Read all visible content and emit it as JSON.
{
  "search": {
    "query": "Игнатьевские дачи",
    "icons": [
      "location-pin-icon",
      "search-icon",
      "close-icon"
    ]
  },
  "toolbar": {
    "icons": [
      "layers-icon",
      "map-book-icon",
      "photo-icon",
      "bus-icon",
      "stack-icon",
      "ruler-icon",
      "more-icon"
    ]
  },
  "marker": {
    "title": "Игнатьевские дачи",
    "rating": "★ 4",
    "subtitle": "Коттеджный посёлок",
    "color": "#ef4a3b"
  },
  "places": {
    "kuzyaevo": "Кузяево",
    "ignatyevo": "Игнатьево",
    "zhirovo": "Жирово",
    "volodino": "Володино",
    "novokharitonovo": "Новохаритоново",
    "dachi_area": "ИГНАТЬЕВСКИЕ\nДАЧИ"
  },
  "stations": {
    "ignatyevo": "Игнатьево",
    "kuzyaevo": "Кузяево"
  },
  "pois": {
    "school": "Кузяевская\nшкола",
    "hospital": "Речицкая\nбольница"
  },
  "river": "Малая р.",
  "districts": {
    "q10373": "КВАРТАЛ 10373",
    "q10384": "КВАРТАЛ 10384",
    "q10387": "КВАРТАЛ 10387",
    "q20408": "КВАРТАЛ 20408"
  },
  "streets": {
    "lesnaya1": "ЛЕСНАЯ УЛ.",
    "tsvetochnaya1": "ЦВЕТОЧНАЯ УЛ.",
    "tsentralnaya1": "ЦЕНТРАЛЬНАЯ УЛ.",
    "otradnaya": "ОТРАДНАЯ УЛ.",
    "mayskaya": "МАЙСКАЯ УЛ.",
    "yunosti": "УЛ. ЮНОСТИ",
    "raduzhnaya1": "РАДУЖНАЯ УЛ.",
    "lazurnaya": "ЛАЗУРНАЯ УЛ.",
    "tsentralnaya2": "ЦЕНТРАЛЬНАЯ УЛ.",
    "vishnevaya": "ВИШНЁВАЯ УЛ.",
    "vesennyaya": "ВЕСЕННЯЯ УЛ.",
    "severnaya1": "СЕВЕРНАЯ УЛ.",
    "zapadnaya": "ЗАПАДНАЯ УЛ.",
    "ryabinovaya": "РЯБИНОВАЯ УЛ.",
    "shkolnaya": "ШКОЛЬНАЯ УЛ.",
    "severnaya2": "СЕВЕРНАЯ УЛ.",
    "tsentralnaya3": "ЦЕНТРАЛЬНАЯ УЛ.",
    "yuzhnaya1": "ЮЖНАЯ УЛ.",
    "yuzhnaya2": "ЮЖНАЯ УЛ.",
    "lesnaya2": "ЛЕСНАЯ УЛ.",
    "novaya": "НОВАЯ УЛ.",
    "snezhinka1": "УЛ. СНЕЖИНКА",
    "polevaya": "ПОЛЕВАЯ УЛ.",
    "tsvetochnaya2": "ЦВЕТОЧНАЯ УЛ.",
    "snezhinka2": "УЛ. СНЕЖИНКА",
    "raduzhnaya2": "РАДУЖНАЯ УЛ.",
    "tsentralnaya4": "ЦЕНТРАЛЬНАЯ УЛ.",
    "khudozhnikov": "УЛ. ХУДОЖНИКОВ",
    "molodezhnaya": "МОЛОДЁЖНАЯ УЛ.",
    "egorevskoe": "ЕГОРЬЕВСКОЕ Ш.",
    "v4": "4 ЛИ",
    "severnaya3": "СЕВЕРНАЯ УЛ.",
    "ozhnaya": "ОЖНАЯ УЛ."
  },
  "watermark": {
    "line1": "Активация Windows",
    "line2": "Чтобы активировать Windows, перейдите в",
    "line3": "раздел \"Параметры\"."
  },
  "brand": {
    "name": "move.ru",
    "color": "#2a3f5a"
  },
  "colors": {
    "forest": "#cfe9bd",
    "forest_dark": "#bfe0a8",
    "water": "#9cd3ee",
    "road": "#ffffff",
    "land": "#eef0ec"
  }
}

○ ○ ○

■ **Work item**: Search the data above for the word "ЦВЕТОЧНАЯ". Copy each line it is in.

■ **Task solution**:
    "tsvetochnaya1": "ЦВЕТОЧНАЯ УЛ.",
    "tsvetochnaya2": "ЦВЕТОЧНАЯ УЛ.",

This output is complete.